Israeli IPOs Reach a Three-Year HighBy
Private equity companies had largest local IPOs this year
Israel’s benchmark stock index one of world’s worst perfomers
Israeli private equity firms are leading a comeback in local share sales that could revive the Tel Aviv Stock Exchange that’s been shunned for overseas listings.
Aeronautics Ltd., a drone maker backed by Viola Private Equity, raised 460 million shekels ($130 million) from an initial public offering on the TASE, as the bourse is known. The sale is the eighth local listing this year and the country’s largest since 2011, according to data compiled by the exchange. Companies bankrolled by private equity funds had the three largest IPOs.
Private equity firms are selling shares to exit investments that are too small or locally focused to draw interest from foreign buyers and exchanges. The listings are a boost for the exchange, which lost a quarter of its companies since an MSCI Inc. upgrade to developed-market status in 2010. The TASE has missed out on listings from technology companies, which have favored U.S. markets, and its benchmark equity index is one of the world’s worst performers this year.
After three or four local listings, “there starts to be a buzz,” said Avraham Well, head of law firm FBC & Co.’s corporate practice. “Private equity firms realized that the local bourse was their only real chance of an exit.”
FBC is working with several other private companies such as IC Power Ltd., Universal Motors Israel Ltd. and Holmes Place Spa Ltd., which are planning to list in Tel Aviv, Well said, without giving further details.
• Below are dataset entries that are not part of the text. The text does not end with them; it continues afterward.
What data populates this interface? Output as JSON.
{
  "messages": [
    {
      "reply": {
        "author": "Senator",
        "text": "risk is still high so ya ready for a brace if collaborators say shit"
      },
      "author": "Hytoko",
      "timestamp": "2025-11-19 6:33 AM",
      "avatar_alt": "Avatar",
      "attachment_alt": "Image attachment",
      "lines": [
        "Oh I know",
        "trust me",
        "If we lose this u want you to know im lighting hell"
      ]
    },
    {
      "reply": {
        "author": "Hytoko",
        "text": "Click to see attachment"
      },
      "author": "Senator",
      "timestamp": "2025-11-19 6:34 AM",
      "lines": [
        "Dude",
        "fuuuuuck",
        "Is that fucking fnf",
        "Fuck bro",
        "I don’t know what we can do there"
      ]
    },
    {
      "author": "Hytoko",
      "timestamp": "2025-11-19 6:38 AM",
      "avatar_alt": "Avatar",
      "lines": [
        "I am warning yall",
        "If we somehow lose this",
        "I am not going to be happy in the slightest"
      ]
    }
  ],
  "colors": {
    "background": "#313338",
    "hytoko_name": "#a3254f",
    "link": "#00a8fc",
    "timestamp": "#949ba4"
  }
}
The eight companies that listed locally this year have raised almost $370 million, the most since 2014, according to TASE data. It’s also the biggest number of companies to list on the exchange since 2011, the data show.
Still, the exchange is failing to attract listings from Israel’s biggest technology startups. Companies such as Wix.com Ltd. and Mobileye NV chose to list in New York, while other startups sold their businesses to larger competitors such as Microsoft Corp. and Amazon.com Inc.
The TA-35 Index has slipped 2.4 percent this year, making it one of the 10 worst performers globally when measured in local currency, according to data compiled by Bloomberg. The seven companies that listed this year have declined by an average of 2.1 percent. Daily trading volumes slumped 40 percent after the MSCI upgrade, to $330 million in 2016.
That’s not deterring private equity firms from their sale plans. Apax Partners LLP has started preparing an IPO for Psagot Investment House Ltd., Israel’s largest investment house, in a deal valuing the company at about 3.7 billion shekels, a person familiar with the matter said in April. Fimi Opportunity Funds, Israel’s largest private equity firm, listed a healthcare logistics business on the TASE in January. Fortissimo Capital’s Telrad Networks raised 200 million shekels when it sold shares last month.
“There’s a real change in the trend,” TASE Chief Executive Officer Itai Ben-Zeev said at a conference in Tel Aviv last week. “The potential of the Israeli stock exchange is very high.”
Private equity firms aren’t the only companies weighing local IPOs. Israel’s biggest banks are considering listing their credit card businesses in Tel Aviv after banking reforms forced them to sell the units. Israel Aerospace Industries Ltd. plans to raise as much as $800 million in an IPO this year, Ori Yogev, head of the government authority that oversees the state-owned weapons manufacturer, said in September.
Despite its failure to attract technology firms, the Tel Aviv bourse is starting to change, according to Gideon Tadmor, chairman of Navitas Petroleum Ltd., an Israel-based oil explorer.
“Ten years ago, they knew nothing,” Tadmor said of local energy investors. “Today, they know a whole lot.”
Navitas aims to raise $15 million in an IPO next month, while Tadmor’s former company, Delek Group Ltd., also is planning share sales in Tel Aviv.